Andy Friedlander, who brings soccer announcing experience into the octagon, brought an intensity to his in-ring announcements from the first preliminary bout into the main event that was a bit more boisterous than a Bruce Buffer, but not in a way that was over-the-top or cheesy.
John Gooden, the play-by-play man, did an excellent job throughout the night as well. Gooden, who has experience in both competitive judo and amateur boxing, brings a more subtle and knowledgeable approach to the fights than a Mike Goldberg or a Jon Anik, which is a refreshing change. He also does an excellent job of knowing when to be quiet and let his partner Dan Hardy take over, an excellent trait to have as a play-by-play man.
The real star of the team, without a doubt, was Dan Hardy. The UFC Welterweight, who is on a hiatus from fighting due to a Wolff-Parkinson-White diagnosis, is very intelligent and articulate, and seems right at home in the booth. His color commentary was concise, on point, and consistent, and he clearly worked hard on doing research for all of the fights. Like Gooden, Hardy says what he needs to, but does so in a more subtle way than Joe Rogan or Kenny Florian would. There was certainly less yelling than normal, though the commentary was never boring or overly reserved, and he still managed to interject plenty of personality into the card.
Before the event, Hardy told MMAfighting.com “I think we can improve the quality of the commentary, without taking anything away from anyone else. With me and all my experiences, we can point out things fans haven’t seen before. I’ve experienced everything from a four-fight losing streak to a world title shot. I’ve experienced that pressure and can relate that to the fans.”
Hopefully Hardy will be able to overcome his WPF diagnosis to fight again, but in the meantime, he has found a great home as the European and Middle-Eastern color commentator for the UFC. Not only did he do an excellent job with his ringside-announcing, but he did surprisingly well at in-cage interviews, a spot where many a man has faltered. Overall, the performance of the European team today was excellent, and they’ll hopefully do nothing but improve from here on out.
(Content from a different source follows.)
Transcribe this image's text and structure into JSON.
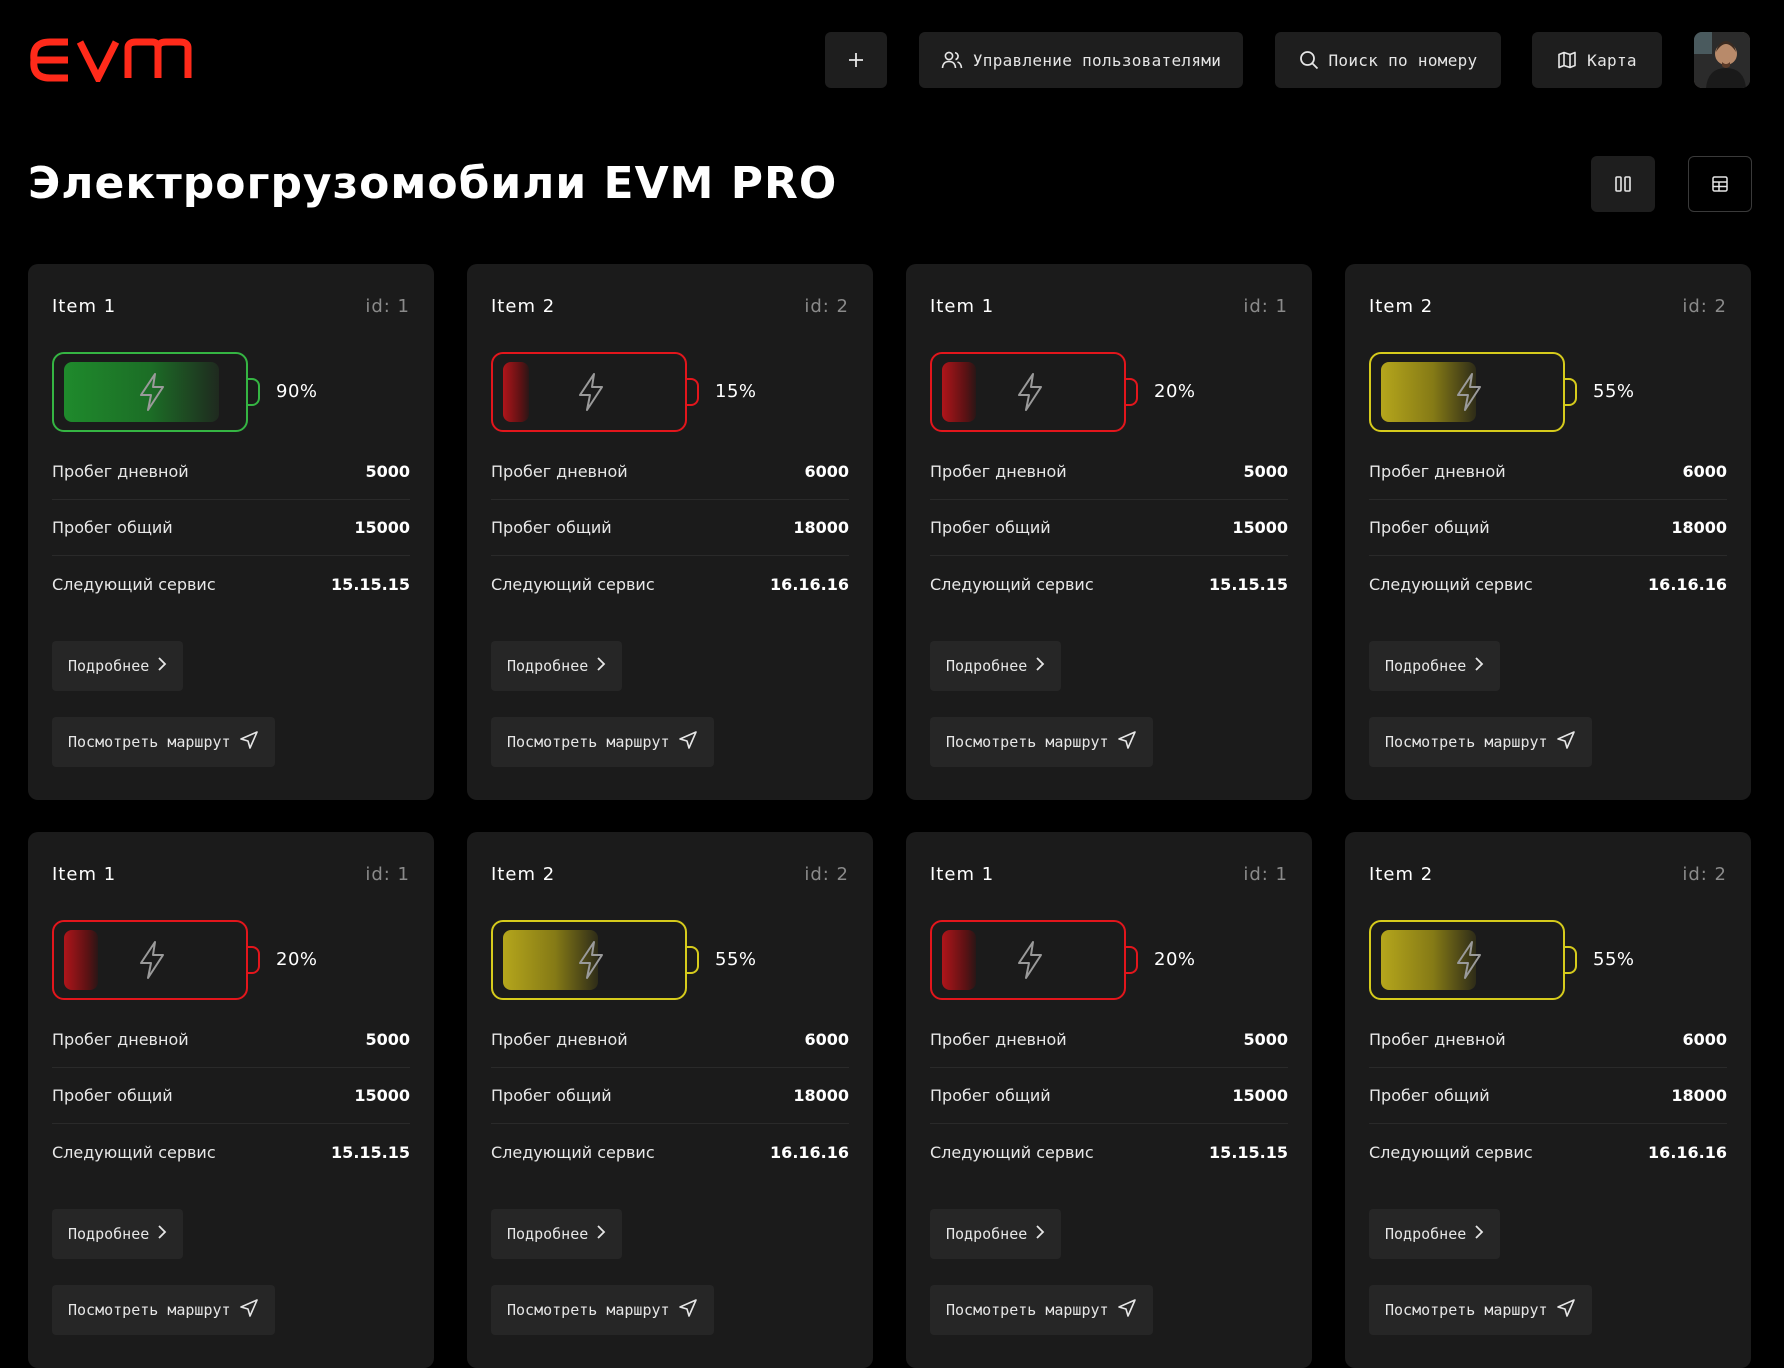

While the other commentating teams are both great in their own rights, the UK team brought in a fresh perspective and style that helped to give a fun, international flair to the card, which helped it to stand out just a little bit from an increasingly homogeneous UFC product.